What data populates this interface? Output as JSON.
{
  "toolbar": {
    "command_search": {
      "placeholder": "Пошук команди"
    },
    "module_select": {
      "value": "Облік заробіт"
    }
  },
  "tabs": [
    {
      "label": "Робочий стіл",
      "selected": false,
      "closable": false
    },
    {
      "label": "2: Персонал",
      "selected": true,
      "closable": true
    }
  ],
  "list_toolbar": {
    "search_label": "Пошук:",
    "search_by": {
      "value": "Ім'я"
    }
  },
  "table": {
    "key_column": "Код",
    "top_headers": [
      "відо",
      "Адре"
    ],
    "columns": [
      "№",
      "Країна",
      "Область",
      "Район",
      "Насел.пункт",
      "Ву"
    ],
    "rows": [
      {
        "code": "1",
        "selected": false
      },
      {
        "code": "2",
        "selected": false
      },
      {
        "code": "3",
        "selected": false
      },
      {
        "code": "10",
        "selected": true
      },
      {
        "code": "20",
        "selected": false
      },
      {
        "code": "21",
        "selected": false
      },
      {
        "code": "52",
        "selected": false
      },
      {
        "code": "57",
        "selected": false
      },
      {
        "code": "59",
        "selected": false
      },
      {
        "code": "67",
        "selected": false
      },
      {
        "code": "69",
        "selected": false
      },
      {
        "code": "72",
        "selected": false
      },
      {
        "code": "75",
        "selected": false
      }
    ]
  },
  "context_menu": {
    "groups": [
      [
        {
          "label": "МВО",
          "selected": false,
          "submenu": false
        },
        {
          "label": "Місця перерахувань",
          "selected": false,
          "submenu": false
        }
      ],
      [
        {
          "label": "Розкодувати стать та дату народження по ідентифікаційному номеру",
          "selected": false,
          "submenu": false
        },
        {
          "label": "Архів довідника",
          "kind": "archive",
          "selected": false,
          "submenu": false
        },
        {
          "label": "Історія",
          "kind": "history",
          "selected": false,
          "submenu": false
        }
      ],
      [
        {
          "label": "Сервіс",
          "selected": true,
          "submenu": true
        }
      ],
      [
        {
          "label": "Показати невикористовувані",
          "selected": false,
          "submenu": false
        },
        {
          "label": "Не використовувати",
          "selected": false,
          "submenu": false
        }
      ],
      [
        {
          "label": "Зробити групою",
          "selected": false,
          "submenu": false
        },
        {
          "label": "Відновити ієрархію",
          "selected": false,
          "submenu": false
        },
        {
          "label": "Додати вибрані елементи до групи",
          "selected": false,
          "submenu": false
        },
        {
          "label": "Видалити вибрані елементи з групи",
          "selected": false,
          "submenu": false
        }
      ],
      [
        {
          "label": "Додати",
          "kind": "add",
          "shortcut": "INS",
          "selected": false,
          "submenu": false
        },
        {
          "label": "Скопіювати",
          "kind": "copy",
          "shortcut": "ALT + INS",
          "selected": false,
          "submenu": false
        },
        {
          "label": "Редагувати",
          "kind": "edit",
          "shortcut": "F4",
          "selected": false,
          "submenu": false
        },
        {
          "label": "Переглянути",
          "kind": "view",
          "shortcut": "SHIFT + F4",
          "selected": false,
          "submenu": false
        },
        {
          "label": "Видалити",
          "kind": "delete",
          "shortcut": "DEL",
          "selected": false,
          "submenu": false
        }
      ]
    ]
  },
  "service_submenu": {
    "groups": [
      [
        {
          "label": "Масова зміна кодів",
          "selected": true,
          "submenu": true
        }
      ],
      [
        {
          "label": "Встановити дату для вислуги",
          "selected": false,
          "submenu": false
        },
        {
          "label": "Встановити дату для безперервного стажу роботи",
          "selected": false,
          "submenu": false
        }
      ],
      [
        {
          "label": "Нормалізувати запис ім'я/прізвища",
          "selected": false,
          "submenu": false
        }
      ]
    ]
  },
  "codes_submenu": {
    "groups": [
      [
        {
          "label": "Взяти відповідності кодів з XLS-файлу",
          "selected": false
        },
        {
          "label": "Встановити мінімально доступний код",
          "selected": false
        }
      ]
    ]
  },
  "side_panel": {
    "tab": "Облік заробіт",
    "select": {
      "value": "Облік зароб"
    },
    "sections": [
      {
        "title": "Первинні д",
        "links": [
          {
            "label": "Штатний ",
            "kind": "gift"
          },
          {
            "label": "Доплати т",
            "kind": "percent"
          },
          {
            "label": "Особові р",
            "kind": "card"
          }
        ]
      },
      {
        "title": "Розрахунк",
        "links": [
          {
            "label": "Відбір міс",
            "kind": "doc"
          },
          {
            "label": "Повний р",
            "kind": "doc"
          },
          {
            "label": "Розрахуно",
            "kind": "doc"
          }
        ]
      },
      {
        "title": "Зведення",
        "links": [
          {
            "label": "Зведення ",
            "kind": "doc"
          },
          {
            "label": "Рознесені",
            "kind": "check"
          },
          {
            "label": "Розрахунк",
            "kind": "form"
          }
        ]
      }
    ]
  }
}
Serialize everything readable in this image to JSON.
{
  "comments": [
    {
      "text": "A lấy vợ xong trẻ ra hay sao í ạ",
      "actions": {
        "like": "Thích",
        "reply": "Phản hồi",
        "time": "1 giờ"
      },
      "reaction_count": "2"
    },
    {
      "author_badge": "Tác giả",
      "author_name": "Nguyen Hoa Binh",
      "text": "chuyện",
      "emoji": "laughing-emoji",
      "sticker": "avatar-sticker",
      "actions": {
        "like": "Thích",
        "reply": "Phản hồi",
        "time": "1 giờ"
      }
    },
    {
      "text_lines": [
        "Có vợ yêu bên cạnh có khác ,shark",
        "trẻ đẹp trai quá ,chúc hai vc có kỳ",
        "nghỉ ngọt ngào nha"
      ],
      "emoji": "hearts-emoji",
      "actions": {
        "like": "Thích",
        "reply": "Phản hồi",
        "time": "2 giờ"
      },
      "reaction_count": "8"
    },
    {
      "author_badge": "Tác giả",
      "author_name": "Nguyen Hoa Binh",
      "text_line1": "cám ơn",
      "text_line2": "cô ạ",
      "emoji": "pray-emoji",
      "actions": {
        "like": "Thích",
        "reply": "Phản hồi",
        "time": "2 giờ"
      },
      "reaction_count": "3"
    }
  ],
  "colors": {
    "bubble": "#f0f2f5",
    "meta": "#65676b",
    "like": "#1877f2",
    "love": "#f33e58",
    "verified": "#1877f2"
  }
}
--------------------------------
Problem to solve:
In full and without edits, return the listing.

Answer to this exercise:
What data populates this interface? Output as JSON.
{
  "toolbar": {
    "command_search": {
      "placeholder": "Пошук команди"
    },
    "module_select": {
      "value": "Облік заробіт"
    }
  },
  "tabs": [
    {
      "label": "Робочий стіл",
      "selected": false,
      "closable": false
    },
    {
      "label": "2: Персонал",
      "selected": true,
      "closable": true
    }
  ],
  "list_toolbar": {
    "search_label": "Пошук:",
    "search_by": {
      "value": "Ім'я"
    }
  },
  "table": {
    "key_column": "Код",
    "top_headers": [
      "відо",
      "Адре"
    ],
    "columns": [
      "№",
      "Країна",
      "Область",
      "Район",
      "Насел.пункт",
      "Ву"
    ],
    "rows": [
      {
        "code": "1",
        "selected": false
      },
      {
        "code": "2",
        "selected": false
      },
      {
        "code": "3",
        "selected": false
      },
      {
        "code": "10",
        "selected": true
      },
      {
        "code": "20",
        "selected": false
      },
      {
        "code": "21",
        "selected": false
      },
      {
        "code": "52",
        "selected": false
      },
      {
        "code": "57",
        "selected": false
      },
      {
        "code": "59",
        "selected": false
      },
      {
        "code": "67",
        "selected": false
      },
      {
        "code": "69",
        "selected": false
      },
      {
        "code": "72",
        "selected": false
      },
      {
        "code": "75",
        "selected": false
      }
    ]
  },
  "context_menu": {
    "groups": [
      [
        {
          "label": "МВО",
          "selected": false,
          "submenu": false
        },
        {
          "label": "Місця перерахувань",
          "selected": false,
          "submenu": false
        }
      ],
      [
        {
          "label": "Розкодувати стать та дату народження по ідентифікаційному номеру",
          "selected": false,
          "submenu": false
        },
        {
          "label": "Архів довідника",
          "kind": "archive",
          "selected": false,
          "submenu": false
        },
        {
          "label": "Історія",
          "kind": "history",
          "selected": false,
          "submenu": false
        }
      ],
      [
        {
          "label": "Сервіс",
          "selected": true,
          "submenu": true
        }
      ],
      [
        {
          "label": "Показати невикористовувані",
          "selected": false,
          "submenu": false
        },
        {
          "label": "Не використовувати",
          "selected": false,
          "submenu": false
        }
      ],
      [
        {
          "label": "Зробити групою",
          "selected": false,
          "submenu": false
        },
        {
          "label": "Відновити ієрархію",
          "selected": false,
          "submenu": false
        },
        {
          "label": "Додати вибрані елементи до групи",
          "selected": false,
          "submenu": false
        },
        {
          "label": "Видалити вибрані елементи з групи",
          "selected": false,
          "submenu": false
        }
      ],
      [
        {
          "label": "Додати",
          "kind": "add",
          "shortcut": "INS",
          "selected": false,
          "submenu": false
        },
        {
          "label": "Скопіювати",
          "kind": "copy",
          "shortcut": "ALT + INS",
          "selected": false,
          "submenu": false
        },
        {
          "label": "Редагувати",
          "kind": "edit",
          "shortcut": "F4",
          "selected": false,
          "submenu": false
        },
        {
          "label": "Переглянути",
          "kind": "view",
          "shortcut": "SHIFT + F4",
          "selected": false,
          "submenu": false
        },
        {
          "label": "Видалити",
          "kind": "delete",
          "shortcut": "DEL",
          "selected": false,
          "submenu": false
        }
      ]
    ]
  },
  "service_submenu": {
    "groups": [
      [
        {
          "label": "Масова зміна кодів",
          "selected": true,
          "submenu": true
        }
      ],
      [
        {
          "label": "Встановити дату для вислуги",
          "selected": false,
          "submenu": false
        },
        {
          "label": "Встановити дату для безперервного стажу роботи",
          "selected": false,
          "submenu": false
        }
      ],
      [
        {
          "label": "Нормалізувати запис ім'я/прізвища",
          "selected": false,
          "submenu": false
        }
      ]
    ]
  },
  "codes_submenu": {
    "groups": [
      [
        {
          "label": "Взяти відповідності кодів з XLS-файлу",
          "selected": false
        },
        {
          "label": "Встановити мінімально доступний код",
          "selected": false
        }
      ]
    ]
  },
  "side_panel": {
    "tab": "Облік заробіт",
    "select": {
      "value": "Облік зароб"
    },
    "sections": [
      {
        "title": "Первинні д",
        "links": [
          {
            "label": "Штатний ",
            "kind": "gift"
          },
          {
            "label": "Доплати т",
            "kind": "percent"
          },
          {
            "label": "Особові р",
            "kind": "card"
          }
        ]
      },
      {
        "title": "Розрахунк",
        "links": [
          {
            "label": "Відбір міс",
            "kind": "doc"
          },
          {
            "label": "Повний р",
            "kind": "doc"
          },
          {
            "label": "Розрахуно",
            "kind": "doc"
          }
        ]
      },
      {
        "title": "Зведення",
        "links": [
          {
            "label": "Зведення ",
            "kind": "doc"
          },
          {
            "label": "Рознесені",
            "kind": "check"
          },
          {
            "label": "Розрахунк",
            "kind": "form"
          }
        ]
      }
    ]
  }
}
Serialize everything readable in this image to JSON.
{
  "comments": [
    {
      "text": "A lấy vợ xong trẻ ra hay sao í ạ",
      "actions": {
        "like": "Thích",
        "reply": "Phản hồi",
        "time": "1 giờ"
      },
      "reaction_count": "2"
    },
    {
      "author_badge": "Tác giả",
      "author_name": "Nguyen Hoa Binh",
      "text": "chuyện",
      "emoji": "laughing-emoji",
      "sticker": "avatar-sticker",
      "actions": {
        "like": "Thích",
        "reply": "Phản hồi",
        "time": "1 giờ"
      }
    },
    {
      "text_lines": [
        "Có vợ yêu bên cạnh có khác ,shark",
        "trẻ đẹp trai quá ,chúc hai vc có kỳ",
        "nghỉ ngọt ngào nha"
      ],
      "emoji": "hearts-emoji",
      "actions": {
        "like": "Thích",
        "reply": "Phản hồi",
        "time": "2 giờ"
      },
      "reaction_count": "8"
    },
    {
      "author_badge": "Tác giả",
      "author_name": "Nguyen Hoa Binh",
      "text_line1": "cám ơn",
      "text_line2": "cô ạ",
      "emoji": "pray-emoji",
      "actions": {
        "like": "Thích",
        "reply": "Phản hồi",
        "time": "2 giờ"
      },
      "reaction_count": "3"
    }
  ],
  "colors": {
    "bubble": "#f0f2f5",
    "meta": "#65676b",
    "like": "#1877f2",
    "love": "#f33e58",
    "verified": "#1877f2"
  }
}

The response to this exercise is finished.